These structures will then heat in response to being exposed to infrared light or radio waves, thus burning the tumor. PHOTO: bibliotecapleyades.net

nanostructures that will attach to cancerous tissue. These structures will then heat in response to being exposed to infrared light or radio waves, thus burning the tumor and nearby cancerous cells enough to kill them while causing no damage to the surrounding tissue. If methods like this become commonplace, they could fully replace conventional cancer treatments such as chemotherapy, which has severe negative side effects.

All of these avenues of research promise to revolutionize medicine, but none of them promise to have the same impact on the medical field as nanorobotics. The creation of microscopic robots through nanotechnology will completely change the way that surgical procedures are conducted. These robots will be able to perform operations without any need for invasive measures, as they can be injected into the bloodstream and make their way to the wound site on their own. Through a technique called flesh-welding, these robots will be able to seal up wounds without a need for sutures and stitches, and to perform more delicate surgeries than anything that is possible today. Some scientists even believe it may be possible to build nanobots that can manipulate cells into regenerating directly, rather than simply giving the body the chance to heal naturally.

A simple injection of nanomachines could be the treatment for everything from a broken bone to brain cancer. PHOTO: storiesbywilliams.com

Closing wounds is just the beginning of these machines’ capabilities, however, and it may be possible to create nanobots designed to kill viruses and harmful bacteria, destroy tumor cells in a completely noninvasive way, and even clear plaque from arteries. One day it may even be possible to create nanobots capable of entering cells and repairing damage to DNA strands, preventing cancer from occurring and potentially offering the ability to repair the genes that cause genetic disorders. Perhaps the most astonishing aspect of these microscopic machines is that some scientists believe they can be created out of biodegradable materials, allowing them to be harmlessly absorbed into the body when their work is done.

It may also be possible to build nanobots that can remain in the body for long periods of time, or even replicate themselves in order to maintain a steady presence in the bloodstream. In this way, nanomachines could remain in the body indefinitely, constantly scanning for cancerous cells, viruses or toxins, destroying them as soon as they appear. If this is possible, it could create what is essentially a vaccine to whatever harmful substance the nanobots are designed to destroy.

The field of nanomedicine is growing very quickly, and the possibilities seem almost endless. The possible breakthroughs that I have described are amazing, but are still only the beginning of nanotechnology’s medical potential. Scientists have proposed everything from nanostructures that absorb free radicals in the bloodstream, helping to stop cancer from beginning in the first place, to nanomachines capable of building entire cells and thus allowing the full repair of damaged organs and removing medicine’s reliance on the body healing itself. As this technology becomes more advanced, it may even see the end of the conventional hospital, while a simple injection of nanomachines could be the treatment for everything from a broken bone to brain cancer.

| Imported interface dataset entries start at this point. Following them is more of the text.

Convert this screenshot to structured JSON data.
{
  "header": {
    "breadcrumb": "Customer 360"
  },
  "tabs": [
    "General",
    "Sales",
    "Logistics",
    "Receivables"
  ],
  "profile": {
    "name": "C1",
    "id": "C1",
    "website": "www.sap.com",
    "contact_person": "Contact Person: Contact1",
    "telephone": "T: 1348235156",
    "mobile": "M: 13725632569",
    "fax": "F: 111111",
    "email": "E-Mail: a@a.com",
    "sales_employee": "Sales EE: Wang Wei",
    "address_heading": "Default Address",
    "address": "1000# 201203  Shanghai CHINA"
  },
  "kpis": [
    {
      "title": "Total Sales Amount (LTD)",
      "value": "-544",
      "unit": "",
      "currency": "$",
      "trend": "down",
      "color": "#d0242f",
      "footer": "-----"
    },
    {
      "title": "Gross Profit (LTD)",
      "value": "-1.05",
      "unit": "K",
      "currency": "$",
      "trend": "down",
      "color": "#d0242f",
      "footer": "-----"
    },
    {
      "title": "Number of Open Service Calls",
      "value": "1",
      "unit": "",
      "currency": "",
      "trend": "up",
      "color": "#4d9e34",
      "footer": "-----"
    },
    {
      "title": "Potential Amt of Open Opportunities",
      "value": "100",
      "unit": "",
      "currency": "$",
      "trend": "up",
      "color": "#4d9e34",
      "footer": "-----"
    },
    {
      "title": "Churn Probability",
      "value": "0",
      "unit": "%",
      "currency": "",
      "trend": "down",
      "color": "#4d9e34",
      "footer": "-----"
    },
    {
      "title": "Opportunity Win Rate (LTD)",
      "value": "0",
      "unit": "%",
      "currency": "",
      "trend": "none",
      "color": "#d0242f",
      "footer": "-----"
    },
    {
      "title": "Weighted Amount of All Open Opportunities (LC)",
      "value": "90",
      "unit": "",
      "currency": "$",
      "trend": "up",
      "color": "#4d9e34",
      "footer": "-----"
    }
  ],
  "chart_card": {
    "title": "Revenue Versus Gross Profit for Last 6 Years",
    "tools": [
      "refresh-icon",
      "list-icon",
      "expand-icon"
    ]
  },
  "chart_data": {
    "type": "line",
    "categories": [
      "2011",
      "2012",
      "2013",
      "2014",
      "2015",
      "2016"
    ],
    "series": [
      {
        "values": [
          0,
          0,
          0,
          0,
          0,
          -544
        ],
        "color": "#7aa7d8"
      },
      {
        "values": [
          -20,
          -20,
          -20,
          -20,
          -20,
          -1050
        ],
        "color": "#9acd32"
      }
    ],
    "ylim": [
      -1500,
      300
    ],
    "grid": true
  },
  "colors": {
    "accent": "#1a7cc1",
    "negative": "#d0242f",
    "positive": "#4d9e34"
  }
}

As these amazing treatments become easier and cheaper to obtain, it may also open up avenues of treatment for people in the Third World, who have not traditionally had access to advanced medicine. As nanotechnology advances, it will hopefully create a world where safe and effective medical treatment is available for everyone, and a cure is available for illnesses from the common cold to cancer.

TOP PHOTO: charlesayoub.com